Record set
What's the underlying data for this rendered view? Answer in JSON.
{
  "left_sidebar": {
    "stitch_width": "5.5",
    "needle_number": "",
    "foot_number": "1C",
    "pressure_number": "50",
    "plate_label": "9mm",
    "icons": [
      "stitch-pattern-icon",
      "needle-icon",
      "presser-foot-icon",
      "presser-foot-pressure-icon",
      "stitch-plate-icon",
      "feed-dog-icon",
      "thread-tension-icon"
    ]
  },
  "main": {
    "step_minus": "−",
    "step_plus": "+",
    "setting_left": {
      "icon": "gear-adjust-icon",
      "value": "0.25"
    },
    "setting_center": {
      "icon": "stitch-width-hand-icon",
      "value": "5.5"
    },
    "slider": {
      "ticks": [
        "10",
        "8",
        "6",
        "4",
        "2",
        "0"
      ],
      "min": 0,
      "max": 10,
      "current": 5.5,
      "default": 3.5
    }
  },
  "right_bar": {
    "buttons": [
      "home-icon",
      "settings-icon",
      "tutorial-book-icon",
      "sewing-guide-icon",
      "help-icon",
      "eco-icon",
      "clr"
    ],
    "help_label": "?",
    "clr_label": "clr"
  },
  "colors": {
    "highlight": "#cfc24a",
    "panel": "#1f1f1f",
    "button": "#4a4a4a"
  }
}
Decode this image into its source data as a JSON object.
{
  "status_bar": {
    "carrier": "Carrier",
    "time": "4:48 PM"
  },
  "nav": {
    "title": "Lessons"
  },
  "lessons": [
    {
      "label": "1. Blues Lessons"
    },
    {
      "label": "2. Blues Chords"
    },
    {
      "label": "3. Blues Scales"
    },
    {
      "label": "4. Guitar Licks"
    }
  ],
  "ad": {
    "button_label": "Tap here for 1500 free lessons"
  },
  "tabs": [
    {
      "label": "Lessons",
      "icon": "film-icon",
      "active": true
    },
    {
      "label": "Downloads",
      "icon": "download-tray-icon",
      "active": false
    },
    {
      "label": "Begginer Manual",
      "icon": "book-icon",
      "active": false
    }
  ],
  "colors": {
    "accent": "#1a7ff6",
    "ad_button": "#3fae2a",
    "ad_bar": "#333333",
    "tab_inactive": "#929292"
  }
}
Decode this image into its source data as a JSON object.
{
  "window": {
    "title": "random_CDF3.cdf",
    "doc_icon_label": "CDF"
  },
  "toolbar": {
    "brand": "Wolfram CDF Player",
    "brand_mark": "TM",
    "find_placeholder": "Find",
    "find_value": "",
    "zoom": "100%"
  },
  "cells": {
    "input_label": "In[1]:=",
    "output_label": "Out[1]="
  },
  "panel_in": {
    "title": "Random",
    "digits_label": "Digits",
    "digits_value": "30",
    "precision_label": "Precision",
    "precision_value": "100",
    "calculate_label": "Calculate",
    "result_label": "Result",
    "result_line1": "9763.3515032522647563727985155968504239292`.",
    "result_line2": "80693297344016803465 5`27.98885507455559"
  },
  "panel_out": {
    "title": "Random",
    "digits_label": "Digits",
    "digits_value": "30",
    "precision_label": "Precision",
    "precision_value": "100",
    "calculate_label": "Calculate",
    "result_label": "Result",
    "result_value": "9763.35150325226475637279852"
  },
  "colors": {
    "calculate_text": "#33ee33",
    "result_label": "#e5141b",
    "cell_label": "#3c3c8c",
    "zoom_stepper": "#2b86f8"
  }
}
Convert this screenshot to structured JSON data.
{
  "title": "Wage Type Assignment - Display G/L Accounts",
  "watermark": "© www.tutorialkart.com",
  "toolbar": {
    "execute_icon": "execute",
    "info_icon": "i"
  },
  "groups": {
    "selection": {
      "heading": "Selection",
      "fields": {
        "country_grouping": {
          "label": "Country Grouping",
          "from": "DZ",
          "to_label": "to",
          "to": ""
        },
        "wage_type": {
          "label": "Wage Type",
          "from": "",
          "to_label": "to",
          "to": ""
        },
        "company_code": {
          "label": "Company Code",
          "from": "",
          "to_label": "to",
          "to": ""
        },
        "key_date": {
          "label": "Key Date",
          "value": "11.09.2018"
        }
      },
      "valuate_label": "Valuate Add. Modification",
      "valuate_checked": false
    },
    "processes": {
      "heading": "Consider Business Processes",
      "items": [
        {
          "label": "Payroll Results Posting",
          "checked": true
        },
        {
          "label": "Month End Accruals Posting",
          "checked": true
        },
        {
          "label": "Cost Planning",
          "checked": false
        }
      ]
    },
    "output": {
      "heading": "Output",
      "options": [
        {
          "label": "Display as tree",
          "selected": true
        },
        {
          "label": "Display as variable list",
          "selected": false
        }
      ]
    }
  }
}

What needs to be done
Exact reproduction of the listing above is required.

Task answer
What's the underlying data for this rendered view? Answer in JSON.
{
  "left_sidebar": {
    "stitch_width": "5.5",
    "needle_number": "",
    "foot_number": "1C",
    "pressure_number": "50",
    "plate_label": "9mm",
    "icons": [
      "stitch-pattern-icon",
      "needle-icon",
      "presser-foot-icon",
      "presser-foot-pressure-icon",
      "stitch-plate-icon",
      "feed-dog-icon",
      "thread-tension-icon"
    ]
  },
  "main": {
    "step_minus": "−",
    "step_plus": "+",
    "setting_left": {
      "icon": "gear-adjust-icon",
      "value": "0.25"
    },
    "setting_center": {
      "icon": "stitch-width-hand-icon",
      "value": "5.5"
    },
    "slider": {
      "ticks": [
        "10",
        "8",
        "6",
        "4",
        "2",
        "0"
      ],
      "min": 0,
      "max": 10,
      "current": 5.5,
      "default": 3.5
    }
  },
  "right_bar": {
    "buttons": [
      "home-icon",
      "settings-icon",
      "tutorial-book-icon",
      "sewing-guide-icon",
      "help-icon",
      "eco-icon",
      "clr"
    ],
    "help_label": "?",
    "clr_label": "clr"
  },
  "colors": {
    "highlight": "#cfc24a",
    "panel": "#1f1f1f",
    "button": "#4a4a4a"
  }
}
Decode this image into its source data as a JSON object.
{
  "status_bar": {
    "carrier": "Carrier",
    "time": "4:48 PM"
  },
  "nav": {
    "title": "Lessons"
  },
  "lessons": [
    {
      "label": "1. Blues Lessons"
    },
    {
      "label": "2. Blues Chords"
    },
    {
      "label": "3. Blues Scales"
    },
    {
      "label": "4. Guitar Licks"
    }
  ],
  "ad": {
    "button_label": "Tap here for 1500 free lessons"
  },
  "tabs": [
    {
      "label": "Lessons",
      "icon": "film-icon",
      "active": true
    },
    {
      "label": "Downloads",
      "icon": "download-tray-icon",
      "active": false
    },
    {
      "label": "Begginer Manual",
      "icon": "book-icon",
      "active": false
    }
  ],
  "colors": {
    "accent": "#1a7ff6",
    "ad_button": "#3fae2a",
    "ad_bar": "#333333",
    "tab_inactive": "#929292"
  }
}
Decode this image into its source data as a JSON object.
{
  "window": {
    "title": "random_CDF3.cdf",
    "doc_icon_label": "CDF"
  },
  "toolbar": {
    "brand": "Wolfram CDF Player",
    "brand_mark": "TM",
    "find_placeholder": "Find",
    "find_value": "",
    "zoom": "100%"
  },
  "cells": {
    "input_label": "In[1]:=",
    "output_label": "Out[1]="
  },
  "panel_in": {
    "title": "Random",
    "digits_label": "Digits",
    "digits_value": "30",
    "precision_label": "Precision",
    "precision_value": "100",
    "calculate_label": "Calculate",
    "result_label": "Result",
    "result_line1": "9763.3515032522647563727985155968504239292`.",
    "result_line2": "80693297344016803465 5`27.98885507455559"
  },
  "panel_out": {
    "title": "Random",
    "digits_label": "Digits",
    "digits_value": "30",
    "precision_label": "Precision",
    "precision_value": "100",
    "calculate_label": "Calculate",
    "result_label": "Result",
    "result_value": "9763.35150325226475637279852"
  },
  "colors": {
    "calculate_text": "#33ee33",
    "result_label": "#e5141b",
    "cell_label": "#3c3c8c",
    "zoom_stepper": "#2b86f8"
  }
}
Convert this screenshot to structured JSON data.
{
  "title": "Wage Type Assignment - Display G/L Accounts",
  "watermark": "© www.tutorialkart.com",
  "toolbar": {
    "execute_icon": "execute",
    "info_icon": "i"
  },
  "groups": {
    "selection": {
      "heading": "Selection",
      "fields": {
        "country_grouping": {
          "label": "Country Grouping",
          "from": "DZ",
          "to_label": "to",
          "to": ""
        },
        "wage_type": {
          "label": "Wage Type",
          "from": "",
          "to_label": "to",
          "to": ""
        },
        "company_code": {
          "label": "Company Code",
          "from": "",
          "to_label": "to",
          "to": ""
        },
        "key_date": {
          "label": "Key Date",
          "value": "11.09.2018"
        }
      },
      "valuate_label": "Valuate Add. Modification",
      "valuate_checked": false
    },
    "processes": {
      "heading": "Consider Business Processes",
      "items": [
        {
          "label": "Payroll Results Posting",
          "checked": true
        },
        {
          "label": "Month End Accruals Posting",
          "checked": true
        },
        {
          "label": "Cost Planning",
          "checked": false
        }
      ]
    },
    "output": {
      "heading": "Output",
      "options": [
        {
          "label": "Display as tree",
          "selected": true
        },
        {
          "label": "Display as variable list",
          "selected": false
        }
      ]
    }
  }
}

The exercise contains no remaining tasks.